The session featured Erica Chenoweth, PhD, Professor and associate dean for research, Josef Korbel School of International Studies, University of Denver and fellow, One Earth Future Foundation, and moderator and respondent Jocelyne Cesari, PhD, Professor and chair of Religion and Politics at the University of Birmingham, U.K., Senior Research Fellow at Georgetown University’s Berkley Center on Religion, Peace, and World Affairs, Professorial Fellow at the Institute for Religion, Politics, and Society at the Australian Catholic University, and Visiting Professor of Religion and Politics at Harvard Divinity School.  

Cosponsored by the Carr Center for Human Rights Policy at Harvard Kennedy School and the Women’s Studies in Religion Program at Harvard Divinity School.

Watch video: February 2018 RPP Colloquium on Nonviolent Civil Resistance

Canon Sarah Snyder, Bishop Anthony Poggo, and Dean David N. Hempton in discussionKeynote Event: RPP Colloquium on The Church as a Reconciling Presence in a World of Conflict: The Role of Religion in International Conflict Transformation
January 25, 2018

Is religion a cause of violent conflict or a catalyst for its transformation? Do faith leaders have a role at the international peacebuilding tables? Current international affairs highlight the power of religious ideologies—and their misappropriation—as a catalyst for social action. They have also prompted unprecedented interest in the role of religious leaders and ideologies to transform conflict and violence.

The keynote session of the fourth annual RPP Colloquium dinner series featured Canon Sarah Snyder, PhD, Archbishop of Canterbury's Director of Reconciliation, and The Right Reverend Anthony Poggo, Advisor for Anglican Communion Affairs to the Archbishop of Canterbury and former Diocesan Bishop of Kajo-Keji, South Sudan, who both shared their experience of working in conflict zones and reflected on vital lessons for the contemporary world.
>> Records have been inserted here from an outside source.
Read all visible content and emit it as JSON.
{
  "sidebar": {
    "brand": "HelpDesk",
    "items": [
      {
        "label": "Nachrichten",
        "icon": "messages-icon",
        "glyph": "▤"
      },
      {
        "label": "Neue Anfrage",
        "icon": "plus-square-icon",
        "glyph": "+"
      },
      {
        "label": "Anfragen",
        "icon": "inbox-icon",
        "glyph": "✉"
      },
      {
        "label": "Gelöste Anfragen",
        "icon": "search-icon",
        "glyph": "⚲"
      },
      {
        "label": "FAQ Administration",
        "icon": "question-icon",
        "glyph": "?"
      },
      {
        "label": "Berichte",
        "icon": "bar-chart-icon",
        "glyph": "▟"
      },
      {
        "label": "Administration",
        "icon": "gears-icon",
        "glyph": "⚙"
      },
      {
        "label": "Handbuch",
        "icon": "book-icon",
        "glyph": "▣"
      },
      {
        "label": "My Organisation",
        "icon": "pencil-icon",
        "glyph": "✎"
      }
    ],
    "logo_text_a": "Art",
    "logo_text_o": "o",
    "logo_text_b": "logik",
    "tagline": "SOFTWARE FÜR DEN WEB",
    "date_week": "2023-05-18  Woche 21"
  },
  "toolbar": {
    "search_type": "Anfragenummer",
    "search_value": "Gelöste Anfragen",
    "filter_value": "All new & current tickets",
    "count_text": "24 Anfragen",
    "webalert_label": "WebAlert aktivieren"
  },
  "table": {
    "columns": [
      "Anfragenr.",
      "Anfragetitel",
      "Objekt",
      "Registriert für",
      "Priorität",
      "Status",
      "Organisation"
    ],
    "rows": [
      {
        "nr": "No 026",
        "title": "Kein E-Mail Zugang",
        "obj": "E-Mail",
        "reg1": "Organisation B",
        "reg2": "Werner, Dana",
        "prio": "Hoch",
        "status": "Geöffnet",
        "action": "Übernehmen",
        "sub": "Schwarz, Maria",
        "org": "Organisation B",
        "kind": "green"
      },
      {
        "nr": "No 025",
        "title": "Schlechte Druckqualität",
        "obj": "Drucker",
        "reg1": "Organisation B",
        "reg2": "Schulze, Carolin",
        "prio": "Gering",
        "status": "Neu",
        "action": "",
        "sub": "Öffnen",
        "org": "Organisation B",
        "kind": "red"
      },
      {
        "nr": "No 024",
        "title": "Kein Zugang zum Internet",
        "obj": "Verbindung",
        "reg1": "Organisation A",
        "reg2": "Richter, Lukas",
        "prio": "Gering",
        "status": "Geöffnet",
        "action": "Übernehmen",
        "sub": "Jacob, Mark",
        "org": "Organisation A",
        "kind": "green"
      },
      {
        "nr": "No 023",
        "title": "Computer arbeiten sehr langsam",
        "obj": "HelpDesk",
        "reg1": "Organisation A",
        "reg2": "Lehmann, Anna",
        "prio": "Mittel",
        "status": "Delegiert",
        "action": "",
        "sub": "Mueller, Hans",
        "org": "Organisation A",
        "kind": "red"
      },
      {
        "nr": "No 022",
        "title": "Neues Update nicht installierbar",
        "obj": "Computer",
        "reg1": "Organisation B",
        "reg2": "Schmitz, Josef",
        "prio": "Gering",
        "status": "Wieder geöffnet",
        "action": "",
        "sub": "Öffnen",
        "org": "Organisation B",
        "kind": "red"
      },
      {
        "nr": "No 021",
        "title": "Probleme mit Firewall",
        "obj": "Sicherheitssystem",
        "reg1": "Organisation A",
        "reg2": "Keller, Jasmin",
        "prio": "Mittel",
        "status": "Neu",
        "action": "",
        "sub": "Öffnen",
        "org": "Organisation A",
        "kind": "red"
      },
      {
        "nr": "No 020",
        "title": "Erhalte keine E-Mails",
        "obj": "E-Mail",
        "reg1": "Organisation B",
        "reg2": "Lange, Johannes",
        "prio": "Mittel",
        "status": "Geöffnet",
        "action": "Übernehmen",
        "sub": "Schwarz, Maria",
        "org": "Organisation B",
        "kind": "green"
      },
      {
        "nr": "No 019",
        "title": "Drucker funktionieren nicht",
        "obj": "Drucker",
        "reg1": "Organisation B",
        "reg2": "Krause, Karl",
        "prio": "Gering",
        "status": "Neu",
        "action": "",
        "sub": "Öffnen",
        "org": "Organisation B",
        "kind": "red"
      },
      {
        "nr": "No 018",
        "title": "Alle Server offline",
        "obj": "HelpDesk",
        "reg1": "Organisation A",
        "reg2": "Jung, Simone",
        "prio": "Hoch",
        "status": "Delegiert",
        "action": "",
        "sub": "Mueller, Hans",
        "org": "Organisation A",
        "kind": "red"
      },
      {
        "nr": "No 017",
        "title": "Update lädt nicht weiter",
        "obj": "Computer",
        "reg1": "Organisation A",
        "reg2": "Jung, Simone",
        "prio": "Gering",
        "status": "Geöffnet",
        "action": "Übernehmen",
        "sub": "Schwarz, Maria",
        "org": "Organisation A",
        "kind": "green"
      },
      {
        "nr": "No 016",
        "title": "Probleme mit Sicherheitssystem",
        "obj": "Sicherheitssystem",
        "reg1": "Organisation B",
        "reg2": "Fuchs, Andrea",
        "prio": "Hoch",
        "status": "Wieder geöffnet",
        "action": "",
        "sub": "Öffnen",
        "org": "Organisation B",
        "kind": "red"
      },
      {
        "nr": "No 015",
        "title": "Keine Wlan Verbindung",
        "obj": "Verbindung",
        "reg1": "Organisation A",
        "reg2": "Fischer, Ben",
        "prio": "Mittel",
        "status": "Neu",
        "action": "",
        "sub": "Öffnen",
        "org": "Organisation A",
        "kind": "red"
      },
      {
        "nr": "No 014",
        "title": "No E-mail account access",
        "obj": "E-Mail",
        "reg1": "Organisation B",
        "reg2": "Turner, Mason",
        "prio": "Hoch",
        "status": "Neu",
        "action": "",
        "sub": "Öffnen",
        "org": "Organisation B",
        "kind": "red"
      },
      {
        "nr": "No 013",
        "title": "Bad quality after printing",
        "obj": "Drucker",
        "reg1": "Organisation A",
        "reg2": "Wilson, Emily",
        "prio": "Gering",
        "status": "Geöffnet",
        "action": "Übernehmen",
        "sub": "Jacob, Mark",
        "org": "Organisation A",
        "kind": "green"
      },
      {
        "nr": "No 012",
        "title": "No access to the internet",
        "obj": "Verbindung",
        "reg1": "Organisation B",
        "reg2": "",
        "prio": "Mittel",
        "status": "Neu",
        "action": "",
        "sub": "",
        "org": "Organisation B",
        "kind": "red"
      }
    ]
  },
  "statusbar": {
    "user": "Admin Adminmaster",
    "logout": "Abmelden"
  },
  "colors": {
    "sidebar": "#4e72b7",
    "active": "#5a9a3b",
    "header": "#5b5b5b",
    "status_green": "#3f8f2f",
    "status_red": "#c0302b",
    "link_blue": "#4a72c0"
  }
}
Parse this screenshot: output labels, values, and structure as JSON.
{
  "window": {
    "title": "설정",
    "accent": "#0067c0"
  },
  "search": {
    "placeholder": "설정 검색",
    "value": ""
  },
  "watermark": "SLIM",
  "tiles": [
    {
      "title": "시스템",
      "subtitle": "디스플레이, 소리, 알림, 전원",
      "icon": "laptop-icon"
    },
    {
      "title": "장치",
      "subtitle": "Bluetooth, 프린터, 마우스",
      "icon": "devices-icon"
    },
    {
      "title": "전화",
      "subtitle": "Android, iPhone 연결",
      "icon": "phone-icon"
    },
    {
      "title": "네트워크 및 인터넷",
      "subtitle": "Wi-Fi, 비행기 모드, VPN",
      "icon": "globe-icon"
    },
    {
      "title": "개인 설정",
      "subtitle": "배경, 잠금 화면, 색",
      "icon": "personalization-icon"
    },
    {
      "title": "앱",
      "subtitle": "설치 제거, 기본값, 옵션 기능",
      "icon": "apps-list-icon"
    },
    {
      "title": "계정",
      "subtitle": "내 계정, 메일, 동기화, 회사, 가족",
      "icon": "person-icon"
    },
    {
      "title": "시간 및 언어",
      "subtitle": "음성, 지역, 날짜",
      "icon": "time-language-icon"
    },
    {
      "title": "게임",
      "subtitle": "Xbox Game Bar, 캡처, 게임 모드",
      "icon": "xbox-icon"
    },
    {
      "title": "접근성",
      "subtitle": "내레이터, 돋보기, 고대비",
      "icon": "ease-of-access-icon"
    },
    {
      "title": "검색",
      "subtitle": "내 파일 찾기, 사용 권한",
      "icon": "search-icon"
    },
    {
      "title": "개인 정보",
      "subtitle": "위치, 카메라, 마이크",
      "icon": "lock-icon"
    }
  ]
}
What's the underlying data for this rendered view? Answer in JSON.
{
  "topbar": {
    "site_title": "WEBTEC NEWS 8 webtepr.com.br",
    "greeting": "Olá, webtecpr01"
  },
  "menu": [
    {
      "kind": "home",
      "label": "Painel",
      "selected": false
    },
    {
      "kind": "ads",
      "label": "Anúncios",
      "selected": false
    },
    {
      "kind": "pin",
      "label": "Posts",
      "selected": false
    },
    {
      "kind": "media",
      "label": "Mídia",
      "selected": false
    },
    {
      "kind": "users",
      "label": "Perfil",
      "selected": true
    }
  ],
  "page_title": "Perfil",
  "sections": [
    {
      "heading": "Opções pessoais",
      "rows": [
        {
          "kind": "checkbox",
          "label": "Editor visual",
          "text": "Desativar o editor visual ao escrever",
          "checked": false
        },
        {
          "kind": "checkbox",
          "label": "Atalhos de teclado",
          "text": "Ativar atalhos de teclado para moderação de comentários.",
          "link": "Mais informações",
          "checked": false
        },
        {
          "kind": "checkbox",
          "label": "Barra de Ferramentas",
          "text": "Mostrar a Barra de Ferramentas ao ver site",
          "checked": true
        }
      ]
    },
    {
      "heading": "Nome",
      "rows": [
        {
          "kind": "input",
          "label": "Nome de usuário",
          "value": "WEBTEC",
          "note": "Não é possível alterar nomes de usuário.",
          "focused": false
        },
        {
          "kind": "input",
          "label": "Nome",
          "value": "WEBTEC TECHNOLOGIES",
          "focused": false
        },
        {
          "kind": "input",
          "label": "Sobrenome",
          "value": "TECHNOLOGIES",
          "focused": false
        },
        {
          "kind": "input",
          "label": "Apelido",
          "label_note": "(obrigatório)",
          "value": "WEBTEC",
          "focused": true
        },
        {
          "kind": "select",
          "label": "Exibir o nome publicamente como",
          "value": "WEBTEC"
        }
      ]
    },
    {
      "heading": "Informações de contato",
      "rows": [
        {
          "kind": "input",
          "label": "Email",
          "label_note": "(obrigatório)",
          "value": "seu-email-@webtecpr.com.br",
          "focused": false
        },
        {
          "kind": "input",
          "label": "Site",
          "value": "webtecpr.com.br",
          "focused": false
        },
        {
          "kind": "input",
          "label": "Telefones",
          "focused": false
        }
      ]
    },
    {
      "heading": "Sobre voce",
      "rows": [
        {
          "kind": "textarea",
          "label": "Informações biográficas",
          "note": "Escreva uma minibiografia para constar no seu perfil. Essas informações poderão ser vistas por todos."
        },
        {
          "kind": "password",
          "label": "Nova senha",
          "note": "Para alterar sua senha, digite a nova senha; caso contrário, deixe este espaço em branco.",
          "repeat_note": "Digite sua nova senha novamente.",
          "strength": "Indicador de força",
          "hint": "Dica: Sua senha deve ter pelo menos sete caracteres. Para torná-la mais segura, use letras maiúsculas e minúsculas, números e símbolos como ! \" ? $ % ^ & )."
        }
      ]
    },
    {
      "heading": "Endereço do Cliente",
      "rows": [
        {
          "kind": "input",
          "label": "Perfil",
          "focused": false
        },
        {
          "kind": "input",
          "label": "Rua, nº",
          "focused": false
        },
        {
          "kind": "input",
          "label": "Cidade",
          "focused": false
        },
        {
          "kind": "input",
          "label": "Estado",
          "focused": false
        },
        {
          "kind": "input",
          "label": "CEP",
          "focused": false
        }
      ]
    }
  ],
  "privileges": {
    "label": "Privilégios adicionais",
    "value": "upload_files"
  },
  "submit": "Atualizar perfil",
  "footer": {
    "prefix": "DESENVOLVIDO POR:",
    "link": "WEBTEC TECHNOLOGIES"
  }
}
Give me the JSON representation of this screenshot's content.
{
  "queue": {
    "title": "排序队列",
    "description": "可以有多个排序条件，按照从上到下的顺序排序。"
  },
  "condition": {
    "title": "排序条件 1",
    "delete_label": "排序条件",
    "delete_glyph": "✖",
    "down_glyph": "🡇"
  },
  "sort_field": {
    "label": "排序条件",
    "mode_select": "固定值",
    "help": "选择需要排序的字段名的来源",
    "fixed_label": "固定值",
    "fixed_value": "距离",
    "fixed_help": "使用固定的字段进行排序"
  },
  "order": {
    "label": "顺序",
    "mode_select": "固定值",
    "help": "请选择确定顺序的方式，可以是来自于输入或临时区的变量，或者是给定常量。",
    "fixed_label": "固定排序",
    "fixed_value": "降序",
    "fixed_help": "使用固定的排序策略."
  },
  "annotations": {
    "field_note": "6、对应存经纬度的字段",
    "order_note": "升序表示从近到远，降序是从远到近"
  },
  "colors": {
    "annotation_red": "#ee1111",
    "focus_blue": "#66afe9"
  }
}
It was moderated by David N. Hempton, Dean of the Faculty of Divinity, Alonzo L. McDonald Family Professor of Evangelical Theological Studies, John Lord O'Brian Professor of Divinity.

Cosponsored by the Program on Negotiation at Harvard Law School. Additional generous support for the 2018 keynote events was provided by the Provostial Fund for the Arts and Humanities at Harvard University.

Watch video: January 2018 RPP Colloquium on The Church as Reconciling Presence

Dean David N. Hempton addresses the crowd before the sessionRPP Colloquium: The Restorative Justice Approach: Wisdom and Spiritual Resources for Sustainable Peace in Our Communities
October 5, 2017

The first session of the fourth annual RPP Colloquium dinner series explored restorative justice, its spiritual dimensions, and the potential contributions of its approach to advancing sustainable peace in our communities and our world. The session featured presentations by Fania Davis, JD, PhD, Co-Executive Director, Restorative Justice for Oakland Youth (RJOY), on “The Spiritual Roots of Restorative Justice: Resources for Cultivating Peace in Our Communities” and sujatha baliga, JD, Director, Restorative Justice Project; Vice President, Impact Justice; Just Beginnings Fellow, who delivered a talk entitled “Have You Been Angry Long Enough? Faith, Forgiveness, and Restorative Justice.” It was moderated by Elizabeth R. Lee-Hood, PhD candidate in Religion, GSAS, MTS ’96 HDS, AB ’90 College, and RPP Research Associate.

Cosponsored by the Charles Hamilton Houston Institute for Race and Justice at Harvard Law School, the Prison Studies Project, and the Transformative Justice Series at Harvard Graduate School of Education.

Watch video: October 2017 RPP Colloquium on the Restorative Justice Approach